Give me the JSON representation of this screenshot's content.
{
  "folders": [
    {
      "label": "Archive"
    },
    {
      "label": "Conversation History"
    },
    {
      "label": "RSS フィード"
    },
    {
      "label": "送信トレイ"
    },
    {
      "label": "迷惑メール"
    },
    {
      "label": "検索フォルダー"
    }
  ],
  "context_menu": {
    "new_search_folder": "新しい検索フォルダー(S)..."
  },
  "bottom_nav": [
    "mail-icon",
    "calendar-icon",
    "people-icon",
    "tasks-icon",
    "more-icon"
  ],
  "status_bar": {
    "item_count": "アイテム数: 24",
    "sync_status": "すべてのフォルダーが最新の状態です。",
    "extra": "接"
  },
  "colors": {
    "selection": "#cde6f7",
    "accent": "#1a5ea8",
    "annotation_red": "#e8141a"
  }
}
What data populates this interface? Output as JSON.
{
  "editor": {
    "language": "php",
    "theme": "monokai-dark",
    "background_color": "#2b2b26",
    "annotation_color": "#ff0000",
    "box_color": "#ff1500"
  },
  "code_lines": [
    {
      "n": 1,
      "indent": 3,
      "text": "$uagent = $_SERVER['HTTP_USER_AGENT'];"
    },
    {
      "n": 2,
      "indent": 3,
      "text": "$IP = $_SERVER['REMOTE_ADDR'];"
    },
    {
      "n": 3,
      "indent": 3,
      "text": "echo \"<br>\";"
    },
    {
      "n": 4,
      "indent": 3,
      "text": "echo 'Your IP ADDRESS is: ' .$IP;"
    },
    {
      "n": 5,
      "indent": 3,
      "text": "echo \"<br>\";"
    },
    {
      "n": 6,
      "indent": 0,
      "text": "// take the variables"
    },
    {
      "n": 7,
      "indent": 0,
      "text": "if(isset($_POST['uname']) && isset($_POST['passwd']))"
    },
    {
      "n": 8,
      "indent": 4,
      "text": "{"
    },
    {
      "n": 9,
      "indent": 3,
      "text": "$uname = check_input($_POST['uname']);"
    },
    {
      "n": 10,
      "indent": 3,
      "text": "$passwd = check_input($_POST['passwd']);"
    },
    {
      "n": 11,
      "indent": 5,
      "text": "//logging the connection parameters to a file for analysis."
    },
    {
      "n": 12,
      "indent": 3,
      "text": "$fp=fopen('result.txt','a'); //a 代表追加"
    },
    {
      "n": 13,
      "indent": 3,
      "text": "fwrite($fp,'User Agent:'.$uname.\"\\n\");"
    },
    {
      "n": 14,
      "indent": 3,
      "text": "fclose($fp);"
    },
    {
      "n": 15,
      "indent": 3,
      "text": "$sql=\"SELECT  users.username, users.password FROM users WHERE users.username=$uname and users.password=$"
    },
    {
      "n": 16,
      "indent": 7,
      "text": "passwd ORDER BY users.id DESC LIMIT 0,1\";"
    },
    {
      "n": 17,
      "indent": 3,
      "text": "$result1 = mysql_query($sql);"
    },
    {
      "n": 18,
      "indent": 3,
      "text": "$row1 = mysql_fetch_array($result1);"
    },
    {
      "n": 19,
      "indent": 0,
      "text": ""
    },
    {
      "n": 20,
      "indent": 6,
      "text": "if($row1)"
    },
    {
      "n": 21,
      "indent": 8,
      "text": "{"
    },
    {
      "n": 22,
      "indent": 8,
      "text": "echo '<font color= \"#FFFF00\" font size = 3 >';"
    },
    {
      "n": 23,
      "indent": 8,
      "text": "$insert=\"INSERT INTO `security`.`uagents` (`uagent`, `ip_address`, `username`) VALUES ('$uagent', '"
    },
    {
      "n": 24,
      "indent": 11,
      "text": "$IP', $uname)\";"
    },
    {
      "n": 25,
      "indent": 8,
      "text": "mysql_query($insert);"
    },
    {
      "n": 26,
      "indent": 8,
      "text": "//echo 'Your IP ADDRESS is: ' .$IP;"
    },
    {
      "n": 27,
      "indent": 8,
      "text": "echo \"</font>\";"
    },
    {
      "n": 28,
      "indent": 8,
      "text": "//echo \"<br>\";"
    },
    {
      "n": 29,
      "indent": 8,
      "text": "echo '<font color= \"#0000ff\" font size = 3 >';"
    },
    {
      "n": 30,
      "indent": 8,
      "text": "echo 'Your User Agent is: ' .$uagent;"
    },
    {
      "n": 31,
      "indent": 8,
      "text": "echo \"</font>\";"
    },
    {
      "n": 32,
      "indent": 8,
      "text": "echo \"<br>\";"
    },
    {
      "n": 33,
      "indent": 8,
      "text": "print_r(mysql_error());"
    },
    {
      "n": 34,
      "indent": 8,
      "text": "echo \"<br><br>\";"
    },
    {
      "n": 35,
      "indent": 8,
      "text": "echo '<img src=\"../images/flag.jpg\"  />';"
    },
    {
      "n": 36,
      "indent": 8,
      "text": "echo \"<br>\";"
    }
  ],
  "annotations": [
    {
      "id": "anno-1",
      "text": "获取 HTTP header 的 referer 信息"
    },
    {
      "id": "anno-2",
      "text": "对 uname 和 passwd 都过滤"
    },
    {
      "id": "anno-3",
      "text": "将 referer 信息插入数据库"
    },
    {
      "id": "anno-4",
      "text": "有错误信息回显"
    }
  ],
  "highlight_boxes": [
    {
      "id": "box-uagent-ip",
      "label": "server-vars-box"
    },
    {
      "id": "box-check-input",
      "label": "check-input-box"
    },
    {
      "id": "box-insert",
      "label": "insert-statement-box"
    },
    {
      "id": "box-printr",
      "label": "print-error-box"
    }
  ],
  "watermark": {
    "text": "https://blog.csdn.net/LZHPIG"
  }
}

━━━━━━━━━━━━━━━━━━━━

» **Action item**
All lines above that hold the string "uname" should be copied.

» **Completed exercise**
      "text": "if(isset($_POST['uname']) && isset($_POST['passwd']))"
      "text": "$uname = check_input($_POST['uname']);"
      "text": "fwrite($fp,'User Agent:'.$uname.\"\\n\");"
      "text": "$sql=\"SELECT  users.username, users.password FROM users WHERE users.username=$uname and users.password=$"
      "text": "$IP', $uname)\";"
      "text": "对 uname 和 passwd 都过滤"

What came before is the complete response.